PROBLEM TO SOLVE:
Write out every entry in full. Leave nothing out.

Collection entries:

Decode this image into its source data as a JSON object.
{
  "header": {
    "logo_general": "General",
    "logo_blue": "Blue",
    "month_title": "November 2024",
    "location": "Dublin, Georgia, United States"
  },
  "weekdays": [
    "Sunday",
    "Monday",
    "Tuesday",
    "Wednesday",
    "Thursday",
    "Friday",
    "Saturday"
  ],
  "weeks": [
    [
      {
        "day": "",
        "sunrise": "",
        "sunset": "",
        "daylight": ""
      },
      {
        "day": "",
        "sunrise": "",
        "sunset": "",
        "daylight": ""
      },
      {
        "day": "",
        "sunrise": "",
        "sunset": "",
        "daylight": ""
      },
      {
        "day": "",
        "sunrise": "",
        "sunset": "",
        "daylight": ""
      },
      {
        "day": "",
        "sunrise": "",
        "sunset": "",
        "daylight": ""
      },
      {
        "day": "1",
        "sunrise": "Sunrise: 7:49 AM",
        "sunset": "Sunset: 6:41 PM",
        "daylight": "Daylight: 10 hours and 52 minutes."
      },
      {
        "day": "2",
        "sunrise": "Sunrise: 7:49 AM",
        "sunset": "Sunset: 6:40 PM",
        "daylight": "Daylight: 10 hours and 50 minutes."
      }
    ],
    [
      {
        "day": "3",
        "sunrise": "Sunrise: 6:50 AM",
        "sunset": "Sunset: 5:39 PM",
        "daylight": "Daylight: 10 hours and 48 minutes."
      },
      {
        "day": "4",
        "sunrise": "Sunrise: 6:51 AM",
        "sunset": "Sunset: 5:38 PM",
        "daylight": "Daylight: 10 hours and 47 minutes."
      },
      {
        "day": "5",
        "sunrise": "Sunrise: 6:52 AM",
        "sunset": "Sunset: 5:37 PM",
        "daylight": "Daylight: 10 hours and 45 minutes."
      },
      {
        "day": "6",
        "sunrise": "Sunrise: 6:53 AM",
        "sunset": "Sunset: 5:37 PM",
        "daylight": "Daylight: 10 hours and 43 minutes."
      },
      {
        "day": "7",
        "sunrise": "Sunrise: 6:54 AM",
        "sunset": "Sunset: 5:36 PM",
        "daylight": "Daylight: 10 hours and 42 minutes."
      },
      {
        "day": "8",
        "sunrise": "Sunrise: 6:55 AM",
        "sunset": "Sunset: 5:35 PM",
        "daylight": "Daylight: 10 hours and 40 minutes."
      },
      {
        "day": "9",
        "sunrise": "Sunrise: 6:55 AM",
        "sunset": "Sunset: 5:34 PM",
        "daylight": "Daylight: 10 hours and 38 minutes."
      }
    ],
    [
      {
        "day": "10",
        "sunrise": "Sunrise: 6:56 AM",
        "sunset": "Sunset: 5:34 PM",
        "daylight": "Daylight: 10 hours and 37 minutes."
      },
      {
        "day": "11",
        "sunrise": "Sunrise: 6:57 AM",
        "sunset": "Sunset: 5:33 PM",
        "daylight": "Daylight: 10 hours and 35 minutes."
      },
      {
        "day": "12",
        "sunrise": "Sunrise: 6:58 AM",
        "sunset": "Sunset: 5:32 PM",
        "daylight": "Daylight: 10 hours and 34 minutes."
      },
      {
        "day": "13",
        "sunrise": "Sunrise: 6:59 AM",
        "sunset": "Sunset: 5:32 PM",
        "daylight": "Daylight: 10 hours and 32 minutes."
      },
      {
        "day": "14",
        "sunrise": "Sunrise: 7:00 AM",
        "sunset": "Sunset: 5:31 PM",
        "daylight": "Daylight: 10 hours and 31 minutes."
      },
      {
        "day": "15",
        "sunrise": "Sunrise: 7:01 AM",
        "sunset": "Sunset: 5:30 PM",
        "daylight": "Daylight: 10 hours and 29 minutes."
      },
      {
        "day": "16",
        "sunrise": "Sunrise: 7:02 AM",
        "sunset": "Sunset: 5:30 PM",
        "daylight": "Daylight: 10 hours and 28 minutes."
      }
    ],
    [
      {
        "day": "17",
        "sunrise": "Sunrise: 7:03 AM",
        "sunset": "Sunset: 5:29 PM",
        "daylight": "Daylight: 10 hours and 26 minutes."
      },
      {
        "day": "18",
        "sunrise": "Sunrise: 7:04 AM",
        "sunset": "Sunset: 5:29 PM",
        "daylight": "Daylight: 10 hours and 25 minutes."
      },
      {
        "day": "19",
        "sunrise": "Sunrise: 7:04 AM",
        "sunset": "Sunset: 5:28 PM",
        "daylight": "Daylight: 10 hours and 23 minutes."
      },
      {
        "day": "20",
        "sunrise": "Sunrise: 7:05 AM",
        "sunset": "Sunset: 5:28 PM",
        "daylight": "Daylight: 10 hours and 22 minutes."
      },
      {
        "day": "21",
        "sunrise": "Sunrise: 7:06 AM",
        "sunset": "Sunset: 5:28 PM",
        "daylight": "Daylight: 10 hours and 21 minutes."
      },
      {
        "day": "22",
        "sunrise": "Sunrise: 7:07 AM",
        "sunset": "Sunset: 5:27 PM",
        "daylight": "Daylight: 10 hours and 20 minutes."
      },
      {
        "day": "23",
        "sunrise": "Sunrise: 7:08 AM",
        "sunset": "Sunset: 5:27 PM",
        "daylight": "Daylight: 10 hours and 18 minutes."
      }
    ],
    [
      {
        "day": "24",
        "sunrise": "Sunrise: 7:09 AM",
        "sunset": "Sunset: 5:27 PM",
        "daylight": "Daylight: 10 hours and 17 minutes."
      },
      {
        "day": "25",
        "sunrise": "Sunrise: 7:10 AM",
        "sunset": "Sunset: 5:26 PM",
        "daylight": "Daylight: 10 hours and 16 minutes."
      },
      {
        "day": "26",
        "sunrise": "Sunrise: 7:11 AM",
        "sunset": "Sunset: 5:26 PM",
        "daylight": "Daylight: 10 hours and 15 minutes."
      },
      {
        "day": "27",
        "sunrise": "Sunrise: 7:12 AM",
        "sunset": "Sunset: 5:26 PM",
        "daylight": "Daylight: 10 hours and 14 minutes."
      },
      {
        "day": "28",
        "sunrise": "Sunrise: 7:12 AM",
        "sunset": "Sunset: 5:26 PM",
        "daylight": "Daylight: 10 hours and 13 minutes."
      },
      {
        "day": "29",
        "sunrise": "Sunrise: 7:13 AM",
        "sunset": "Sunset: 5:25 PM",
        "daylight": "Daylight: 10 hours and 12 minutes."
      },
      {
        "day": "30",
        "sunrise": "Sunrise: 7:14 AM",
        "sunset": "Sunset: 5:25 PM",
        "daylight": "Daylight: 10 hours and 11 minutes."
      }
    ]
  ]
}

EXERCISE RESULT:
Decode this image into its source data as a JSON object.
{
  "header": {
    "logo_general": "General",
    "logo_blue": "Blue",
    "month_title": "November 2024",
    "location": "Dublin, Georgia, United States"
  },
  "weekdays": [
    "Sunday",
    "Monday",
    "Tuesday",
    "Wednesday",
    "Thursday",
    "Friday",
    "Saturday"
  ],
  "weeks": [
    [
      {
        "day": "",
        "sunrise": "",
        "sunset": "",
        "daylight": ""
      },
      {
        "day": "",
        "sunrise": "",
        "sunset": "",
        "daylight": ""
      },
      {
        "day": "",
        "sunrise": "",
        "sunset": "",
        "daylight": ""
      },
      {
        "day": "",
        "sunrise": "",
        "sunset": "",
        "daylight": ""
      },
      {
        "day": "",
        "sunrise": "",
        "sunset": "",
        "daylight": ""
      },
      {
        "day": "1",
        "sunrise": "Sunrise: 7:49 AM",
        "sunset": "Sunset: 6:41 PM",
        "daylight": "Daylight: 10 hours and 52 minutes."
      },
      {
        "day": "2",
        "sunrise": "Sunrise: 7:49 AM",
        "sunset": "Sunset: 6:40 PM",
        "daylight": "Daylight: 10 hours and 50 minutes."
      }
    ],
    [
      {
        "day": "3",
        "sunrise": "Sunrise: 6:50 AM",
        "sunset": "Sunset: 5:39 PM",
        "daylight": "Daylight: 10 hours and 48 minutes."
      },
      {
        "day": "4",
        "sunrise": "Sunrise: 6:51 AM",
        "sunset": "Sunset: 5:38 PM",
        "daylight": "Daylight: 10 hours and 47 minutes."
      },
      {
        "day": "5",
        "sunrise": "Sunrise: 6:52 AM",
        "sunset": "Sunset: 5:37 PM",
        "daylight": "Daylight: 10 hours and 45 minutes."
      },
      {
        "day": "6",
        "sunrise": "Sunrise: 6:53 AM",
        "sunset": "Sunset: 5:37 PM",
        "daylight": "Daylight: 10 hours and 43 minutes."
      },
      {
        "day": "7",
        "sunrise": "Sunrise: 6:54 AM",
        "sunset": "Sunset: 5:36 PM",
        "daylight": "Daylight: 10 hours and 42 minutes."
      },
      {
        "day": "8",
        "sunrise": "Sunrise: 6:55 AM",
        "sunset": "Sunset: 5:35 PM",
        "daylight": "Daylight: 10 hours and 40 minutes."
      },
      {
        "day": "9",
        "sunrise": "Sunrise: 6:55 AM",
        "sunset": "Sunset: 5:34 PM",
        "daylight": "Daylight: 10 hours and 38 minutes."
      }
    ],
    [
      {
        "day": "10",
        "sunrise": "Sunrise: 6:56 AM",
        "sunset": "Sunset: 5:34 PM",
        "daylight": "Daylight: 10 hours and 37 minutes."
      },
      {
        "day": "11",
        "sunrise": "Sunrise: 6:57 AM",
        "sunset": "Sunset: 5:33 PM",
        "daylight": "Daylight: 10 hours and 35 minutes."
      },
      {
        "day": "12",
        "sunrise": "Sunrise: 6:58 AM",
        "sunset": "Sunset: 5:32 PM",
        "daylight": "Daylight: 10 hours and 34 minutes."
      },
      {
        "day": "13",
        "sunrise": "Sunrise: 6:59 AM",
        "sunset": "Sunset: 5:32 PM",
        "daylight": "Daylight: 10 hours and 32 minutes."
      },
      {
        "day": "14",
        "sunrise": "Sunrise: 7:00 AM",
        "sunset": "Sunset: 5:31 PM",
        "daylight": "Daylight: 10 hours and 31 minutes."
      },
      {
        "day": "15",
        "sunrise": "Sunrise: 7:01 AM",
        "sunset": "Sunset: 5:30 PM",
        "daylight": "Daylight: 10 hours and 29 minutes."
      },
      {
        "day": "16",
        "sunrise": "Sunrise: 7:02 AM",
        "sunset": "Sunset: 5:30 PM",
        "daylight": "Daylight: 10 hours and 28 minutes."
      }
    ],
    [
      {
        "day": "17",
        "sunrise": "Sunrise: 7:03 AM",
        "sunset": "Sunset: 5:29 PM",
        "daylight": "Daylight: 10 hours and 26 minutes."
      },
      {
        "day": "18",
        "sunrise": "Sunrise: 7:04 AM",
        "sunset": "Sunset: 5:29 PM",
        "daylight": "Daylight: 10 hours and 25 minutes."
      },
      {
        "day": "19",
        "sunrise": "Sunrise: 7:04 AM",
        "sunset": "Sunset: 5:28 PM",
        "daylight": "Daylight: 10 hours and 23 minutes."
      },
      {
        "day": "20",
        "sunrise": "Sunrise: 7:05 AM",
        "sunset": "Sunset: 5:28 PM",
        "daylight": "Daylight: 10 hours and 22 minutes."
      },
      {
        "day": "21",
        "sunrise": "Sunrise: 7:06 AM",
        "sunset": "Sunset: 5:28 PM",
        "daylight": "Daylight: 10 hours and 21 minutes."
      },
      {
        "day": "22",
        "sunrise": "Sunrise: 7:07 AM",
        "sunset": "Sunset: 5:27 PM",
        "daylight": "Daylight: 10 hours and 20 minutes."
      },
      {
        "day": "23",
        "sunrise": "Sunrise: 7:08 AM",
        "sunset": "Sunset: 5:27 PM",
        "daylight": "Daylight: 10 hours and 18 minutes."
      }
    ],
    [
      {
        "day": "24",
        "sunrise": "Sunrise: 7:09 AM",
        "sunset": "Sunset: 5:27 PM",
        "daylight": "Daylight: 10 hours and 17 minutes."
      },
      {
        "day": "25",
        "sunrise": "Sunrise: 7:10 AM",
        "sunset": "Sunset: 5:26 PM",
        "daylight": "Daylight: 10 hours and 16 minutes."
      },
      {
        "day": "26",
        "sunrise": "Sunrise: 7:11 AM",
        "sunset": "Sunset: 5:26 PM",
        "daylight": "Daylight: 10 hours and 15 minutes."
      },
      {
        "day": "27",
        "sunrise": "Sunrise: 7:12 AM",
        "sunset": "Sunset: 5:26 PM",
        "daylight": "Daylight: 10 hours and 14 minutes."
      },
      {
        "day": "28",
        "sunrise": "Sunrise: 7:12 AM",
        "sunset": "Sunset: 5:26 PM",
        "daylight": "Daylight: 10 hours and 13 minutes."
      },
      {
        "day": "29",
        "sunrise": "Sunrise: 7:13 AM",
        "sunset": "Sunset: 5:25 PM",
        "daylight": "Daylight: 10 hours and 12 minutes."
      },
      {
        "day": "30",
        "sunrise": "Sunrise: 7:14 AM",
        "sunset": "Sunset: 5:25 PM",
        "daylight": "Daylight: 10 hours and 11 minutes."
      }
    ]
  ]
}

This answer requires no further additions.